On my last visit (to my local dollar store), I saw a sign on the door, telling us customers that owing to the cost of things generally and energy specifically some prices would be raised to $1.25 and others to $2.

Part of the marketing that makes dollar stores work is the idea of a simple, low cost amount. It doesn't seem to work well when you start changing that. I understand that these stores must be under extreme price pressures with the increase in costs, but if they leave the original marketing approach, I think they will have even more trouble surviving.

Shop With Your Finger

January 31st, 2006 at 05:02 am

You have no will power and you know it. You have therefore cut up your credit cards keeping a single one frozen in a block of ice in the refrigerator just in case of an emergency. You finally gotten the monkey off your back that comes with easy access to money you don't have that a credit card provides. But wait. Retailers aren't going to let you off that easy.

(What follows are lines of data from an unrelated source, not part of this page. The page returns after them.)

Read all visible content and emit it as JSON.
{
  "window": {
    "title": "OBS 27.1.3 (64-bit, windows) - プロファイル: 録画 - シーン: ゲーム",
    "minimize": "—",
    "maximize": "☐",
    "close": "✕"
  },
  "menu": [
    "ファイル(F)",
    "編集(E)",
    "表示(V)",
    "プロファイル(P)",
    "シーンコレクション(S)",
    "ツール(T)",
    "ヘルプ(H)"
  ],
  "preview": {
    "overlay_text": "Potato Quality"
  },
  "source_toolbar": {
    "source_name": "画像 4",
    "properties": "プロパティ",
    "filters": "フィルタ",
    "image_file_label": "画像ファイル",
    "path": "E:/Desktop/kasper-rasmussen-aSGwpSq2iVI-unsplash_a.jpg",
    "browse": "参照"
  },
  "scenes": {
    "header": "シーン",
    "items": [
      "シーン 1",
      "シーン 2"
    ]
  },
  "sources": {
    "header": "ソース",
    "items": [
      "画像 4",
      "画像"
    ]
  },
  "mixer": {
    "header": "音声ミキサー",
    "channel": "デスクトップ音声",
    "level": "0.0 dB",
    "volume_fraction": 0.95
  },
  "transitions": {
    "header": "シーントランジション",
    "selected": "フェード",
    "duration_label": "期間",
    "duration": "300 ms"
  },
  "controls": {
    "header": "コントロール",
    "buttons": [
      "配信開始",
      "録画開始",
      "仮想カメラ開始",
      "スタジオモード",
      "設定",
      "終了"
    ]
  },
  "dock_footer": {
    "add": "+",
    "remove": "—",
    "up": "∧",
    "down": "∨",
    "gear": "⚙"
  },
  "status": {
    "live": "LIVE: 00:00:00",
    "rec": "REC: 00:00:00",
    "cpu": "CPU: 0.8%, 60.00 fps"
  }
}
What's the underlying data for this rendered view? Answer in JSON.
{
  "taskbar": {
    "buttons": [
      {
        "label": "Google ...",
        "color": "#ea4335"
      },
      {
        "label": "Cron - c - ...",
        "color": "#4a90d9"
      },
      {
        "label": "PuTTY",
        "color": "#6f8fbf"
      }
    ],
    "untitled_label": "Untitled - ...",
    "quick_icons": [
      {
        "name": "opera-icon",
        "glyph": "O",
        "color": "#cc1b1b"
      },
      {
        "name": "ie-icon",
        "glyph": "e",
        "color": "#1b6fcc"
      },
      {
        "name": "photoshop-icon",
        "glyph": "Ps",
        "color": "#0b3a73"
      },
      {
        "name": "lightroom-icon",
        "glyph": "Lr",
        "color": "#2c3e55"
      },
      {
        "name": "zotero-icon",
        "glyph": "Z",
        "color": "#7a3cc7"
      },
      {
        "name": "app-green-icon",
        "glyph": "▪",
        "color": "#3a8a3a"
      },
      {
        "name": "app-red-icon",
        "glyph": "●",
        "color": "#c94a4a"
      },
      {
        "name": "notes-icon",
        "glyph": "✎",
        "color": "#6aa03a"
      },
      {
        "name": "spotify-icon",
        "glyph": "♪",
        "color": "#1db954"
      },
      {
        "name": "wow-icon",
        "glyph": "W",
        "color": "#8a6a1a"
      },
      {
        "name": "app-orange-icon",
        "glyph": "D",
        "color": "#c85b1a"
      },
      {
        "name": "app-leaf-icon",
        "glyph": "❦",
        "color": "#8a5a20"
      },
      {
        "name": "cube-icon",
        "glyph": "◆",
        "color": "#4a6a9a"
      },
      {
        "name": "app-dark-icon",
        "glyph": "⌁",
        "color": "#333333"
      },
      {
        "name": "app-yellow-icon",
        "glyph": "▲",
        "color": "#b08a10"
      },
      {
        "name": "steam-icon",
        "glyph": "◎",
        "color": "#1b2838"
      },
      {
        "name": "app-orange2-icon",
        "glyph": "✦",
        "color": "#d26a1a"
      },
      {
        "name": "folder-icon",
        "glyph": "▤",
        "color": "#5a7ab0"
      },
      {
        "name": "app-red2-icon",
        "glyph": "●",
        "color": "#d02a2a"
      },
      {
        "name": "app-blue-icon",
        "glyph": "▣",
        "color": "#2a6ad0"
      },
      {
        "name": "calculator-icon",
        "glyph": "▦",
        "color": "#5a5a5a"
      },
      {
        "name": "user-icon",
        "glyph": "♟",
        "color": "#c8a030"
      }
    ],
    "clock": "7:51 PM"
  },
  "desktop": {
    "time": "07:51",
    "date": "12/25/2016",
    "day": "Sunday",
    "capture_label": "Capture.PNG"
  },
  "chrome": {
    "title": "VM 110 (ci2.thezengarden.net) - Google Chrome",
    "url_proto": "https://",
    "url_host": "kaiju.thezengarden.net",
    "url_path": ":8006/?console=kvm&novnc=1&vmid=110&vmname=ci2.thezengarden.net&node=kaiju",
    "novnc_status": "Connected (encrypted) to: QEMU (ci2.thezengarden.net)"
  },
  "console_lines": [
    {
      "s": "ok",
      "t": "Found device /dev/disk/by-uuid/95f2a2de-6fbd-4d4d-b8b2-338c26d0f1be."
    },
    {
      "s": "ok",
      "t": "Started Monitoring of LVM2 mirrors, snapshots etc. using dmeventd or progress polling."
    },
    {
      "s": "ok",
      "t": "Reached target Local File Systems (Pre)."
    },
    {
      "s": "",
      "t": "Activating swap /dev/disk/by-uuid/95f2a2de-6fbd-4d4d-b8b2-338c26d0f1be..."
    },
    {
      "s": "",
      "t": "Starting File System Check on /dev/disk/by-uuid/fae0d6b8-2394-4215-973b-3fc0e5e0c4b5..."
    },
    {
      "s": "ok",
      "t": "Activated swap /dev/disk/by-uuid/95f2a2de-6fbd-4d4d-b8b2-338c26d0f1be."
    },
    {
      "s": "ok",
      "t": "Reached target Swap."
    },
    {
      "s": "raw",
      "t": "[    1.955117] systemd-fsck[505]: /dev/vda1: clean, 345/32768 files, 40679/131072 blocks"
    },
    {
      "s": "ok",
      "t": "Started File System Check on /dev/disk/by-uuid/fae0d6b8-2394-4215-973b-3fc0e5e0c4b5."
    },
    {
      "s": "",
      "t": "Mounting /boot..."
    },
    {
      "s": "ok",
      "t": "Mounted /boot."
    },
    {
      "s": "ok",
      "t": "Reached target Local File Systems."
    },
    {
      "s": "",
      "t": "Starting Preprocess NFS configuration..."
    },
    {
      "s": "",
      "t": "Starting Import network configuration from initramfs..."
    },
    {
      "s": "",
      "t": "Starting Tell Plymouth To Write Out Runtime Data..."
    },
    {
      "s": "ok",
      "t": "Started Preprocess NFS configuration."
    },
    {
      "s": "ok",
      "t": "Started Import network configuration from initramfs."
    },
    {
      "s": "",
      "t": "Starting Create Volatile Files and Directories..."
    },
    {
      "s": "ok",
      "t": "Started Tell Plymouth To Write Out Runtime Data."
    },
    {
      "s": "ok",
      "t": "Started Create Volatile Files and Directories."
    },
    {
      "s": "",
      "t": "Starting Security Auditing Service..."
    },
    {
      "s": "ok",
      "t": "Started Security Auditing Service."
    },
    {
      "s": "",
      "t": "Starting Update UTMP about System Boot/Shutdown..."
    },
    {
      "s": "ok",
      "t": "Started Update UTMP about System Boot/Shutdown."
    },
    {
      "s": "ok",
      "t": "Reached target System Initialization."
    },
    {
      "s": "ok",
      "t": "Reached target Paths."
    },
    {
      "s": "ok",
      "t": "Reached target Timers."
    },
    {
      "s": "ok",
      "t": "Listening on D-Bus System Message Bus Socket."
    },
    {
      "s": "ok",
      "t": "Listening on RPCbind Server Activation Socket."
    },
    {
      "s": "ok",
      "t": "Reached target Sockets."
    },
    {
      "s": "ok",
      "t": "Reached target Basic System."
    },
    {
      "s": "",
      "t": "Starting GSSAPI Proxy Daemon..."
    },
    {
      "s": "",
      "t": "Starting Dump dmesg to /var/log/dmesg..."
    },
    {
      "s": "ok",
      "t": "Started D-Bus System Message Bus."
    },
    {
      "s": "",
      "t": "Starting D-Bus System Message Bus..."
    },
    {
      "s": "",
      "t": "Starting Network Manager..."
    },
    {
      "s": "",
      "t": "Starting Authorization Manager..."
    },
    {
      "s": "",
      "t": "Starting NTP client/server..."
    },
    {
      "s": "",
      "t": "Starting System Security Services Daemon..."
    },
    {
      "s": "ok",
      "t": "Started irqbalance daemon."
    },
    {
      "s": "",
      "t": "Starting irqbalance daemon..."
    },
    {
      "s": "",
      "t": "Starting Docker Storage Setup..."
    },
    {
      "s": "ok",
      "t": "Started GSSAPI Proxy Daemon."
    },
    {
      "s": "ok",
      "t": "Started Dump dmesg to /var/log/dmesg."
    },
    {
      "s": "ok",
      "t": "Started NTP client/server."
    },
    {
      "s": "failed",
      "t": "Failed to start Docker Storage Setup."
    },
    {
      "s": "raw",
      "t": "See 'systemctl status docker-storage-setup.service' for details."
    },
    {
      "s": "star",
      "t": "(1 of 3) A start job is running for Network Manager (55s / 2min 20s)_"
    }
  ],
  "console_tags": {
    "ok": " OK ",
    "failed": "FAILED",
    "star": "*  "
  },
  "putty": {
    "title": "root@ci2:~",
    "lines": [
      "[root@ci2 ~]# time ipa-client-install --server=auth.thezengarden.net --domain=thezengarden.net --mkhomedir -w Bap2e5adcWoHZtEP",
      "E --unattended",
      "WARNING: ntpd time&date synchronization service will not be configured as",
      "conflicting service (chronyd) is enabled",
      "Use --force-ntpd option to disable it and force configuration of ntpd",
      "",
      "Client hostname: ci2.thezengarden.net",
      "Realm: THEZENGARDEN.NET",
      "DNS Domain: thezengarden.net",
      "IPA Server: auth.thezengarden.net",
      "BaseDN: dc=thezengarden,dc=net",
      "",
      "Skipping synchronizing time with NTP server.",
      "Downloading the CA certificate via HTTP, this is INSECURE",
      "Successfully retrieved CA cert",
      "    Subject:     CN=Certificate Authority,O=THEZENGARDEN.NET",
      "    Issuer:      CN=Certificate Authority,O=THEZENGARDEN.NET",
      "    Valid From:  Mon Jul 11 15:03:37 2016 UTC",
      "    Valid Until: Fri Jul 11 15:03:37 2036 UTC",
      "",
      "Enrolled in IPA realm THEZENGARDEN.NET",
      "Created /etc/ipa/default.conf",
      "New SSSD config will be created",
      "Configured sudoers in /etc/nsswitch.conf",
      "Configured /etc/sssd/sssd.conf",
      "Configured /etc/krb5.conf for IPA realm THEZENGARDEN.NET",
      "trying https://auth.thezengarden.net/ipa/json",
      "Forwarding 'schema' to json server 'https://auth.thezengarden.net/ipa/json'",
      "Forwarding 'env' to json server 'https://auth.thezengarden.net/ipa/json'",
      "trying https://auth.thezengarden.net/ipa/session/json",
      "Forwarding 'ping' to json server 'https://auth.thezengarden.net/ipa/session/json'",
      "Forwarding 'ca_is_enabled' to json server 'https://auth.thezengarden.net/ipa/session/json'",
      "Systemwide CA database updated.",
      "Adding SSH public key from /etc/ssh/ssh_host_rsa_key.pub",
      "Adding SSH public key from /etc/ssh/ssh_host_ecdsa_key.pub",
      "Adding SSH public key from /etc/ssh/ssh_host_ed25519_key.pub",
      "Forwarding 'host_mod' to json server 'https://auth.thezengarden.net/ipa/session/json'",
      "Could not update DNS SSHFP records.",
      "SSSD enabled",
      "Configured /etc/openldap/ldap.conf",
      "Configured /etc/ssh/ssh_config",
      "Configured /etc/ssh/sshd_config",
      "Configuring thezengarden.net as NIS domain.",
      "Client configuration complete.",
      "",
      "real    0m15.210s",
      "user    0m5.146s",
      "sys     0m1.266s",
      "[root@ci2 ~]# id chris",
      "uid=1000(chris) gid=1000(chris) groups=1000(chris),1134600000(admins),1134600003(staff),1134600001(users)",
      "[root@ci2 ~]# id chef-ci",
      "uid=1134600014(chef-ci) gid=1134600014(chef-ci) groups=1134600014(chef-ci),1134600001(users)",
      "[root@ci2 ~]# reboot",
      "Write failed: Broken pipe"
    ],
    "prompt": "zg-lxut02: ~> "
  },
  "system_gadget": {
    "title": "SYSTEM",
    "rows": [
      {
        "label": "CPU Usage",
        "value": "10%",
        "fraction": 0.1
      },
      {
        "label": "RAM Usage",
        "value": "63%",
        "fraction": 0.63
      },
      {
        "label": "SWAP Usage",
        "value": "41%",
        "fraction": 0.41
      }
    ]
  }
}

It won't be that far off when you can pay with your finger. I started hearing about this a couple of years ago and it looks like it's

Text is a lot closer to reality on a large scale and Link is
a lot closer to reality on a large scale. Here is the part that will send shivers down the spines of all those that can't control their credit card spending:

Within three months of a pilot program at four Piggly Wiggly grocery stores, 15% of its customers who normally did not pay by cash enrolled in the Pay By Touch system. Those users increased their store visits by 15%, which translates into an additional 7,350 transactions a year. Not only did they come more often, those shoppers also spent 12% more on groceries.

The problem? It's not quite as easy (and a lot more painful) to cut up your finger and if you freeze it in a block of ice and leave it in your freezer in case of an emergency, the neighbors will likely call the cops on you...